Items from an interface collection
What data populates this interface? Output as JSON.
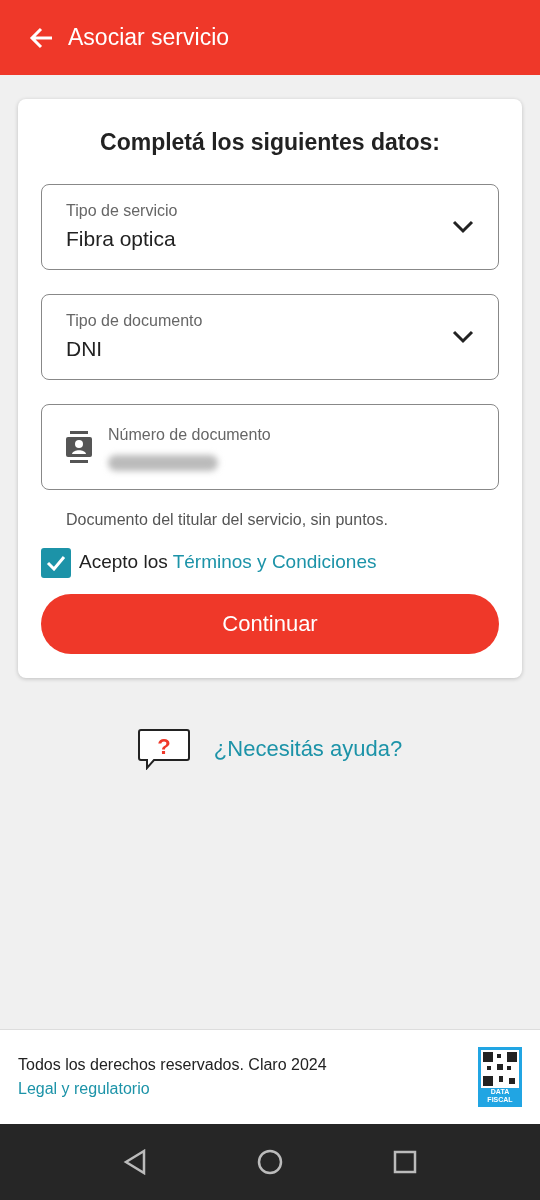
{
  "app_bar": {
    "title": "Asociar servicio"
  },
  "form": {
    "heading": "Completá los siguientes datos:",
    "fields": [
      {
        "kind": "select",
        "label": "Tipo de servicio",
        "value": "Fibra optica"
      },
      {
        "kind": "select",
        "label": "Tipo de documento",
        "value": "DNI"
      },
      {
        "kind": "redacted",
        "label": "Número de documento"
      }
    ],
    "hint": "Documento del titular del servicio, sin puntos.",
    "terms": {
      "checked": true,
      "text": "Acepto los",
      "link": "Términos y Condiciones"
    },
    "submit": "Continuar"
  },
  "help": {
    "mark": "?",
    "link": "¿Necesitás ayuda?"
  },
  "footer": {
    "copyright": "Todos los derechos reservados. Claro 2024",
    "link": "Legal y regulatorio",
    "badge_lines": [
      "DATA",
      "FISCAL"
    ]
  }
}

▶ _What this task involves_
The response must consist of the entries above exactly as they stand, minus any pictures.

▶ _Completed task_
What data populates this interface? Output as JSON.
{
  "app_bar": {
    "title": "Asociar servicio"
  },
  "form": {
    "heading": "Completá los siguientes datos:",
    "fields": [
      {
        "kind": "select",
        "label": "Tipo de servicio",
        "value": "Fibra optica"
      },
      {
        "kind": "select",
        "label": "Tipo de documento",
        "value": "DNI"
      },
      {
        "kind": "redacted",
        "label": "Número de documento"
      }
    ],
    "hint": "Documento del titular del servicio, sin puntos.",
    "terms": {
      "checked": true,
      "text": "Acepto los",
      "link": "Términos y Condiciones"
    },
    "submit": "Continuar"
  },
  "help": {
    "mark": "?",
    "link": "¿Necesitás ayuda?"
  },
  "footer": {
    "copyright": "Todos los derechos reservados. Claro 2024",
    "link": "Legal y regulatorio",
    "badge_lines": [
      "DATA",
      "FISCAL"
    ]
  }
}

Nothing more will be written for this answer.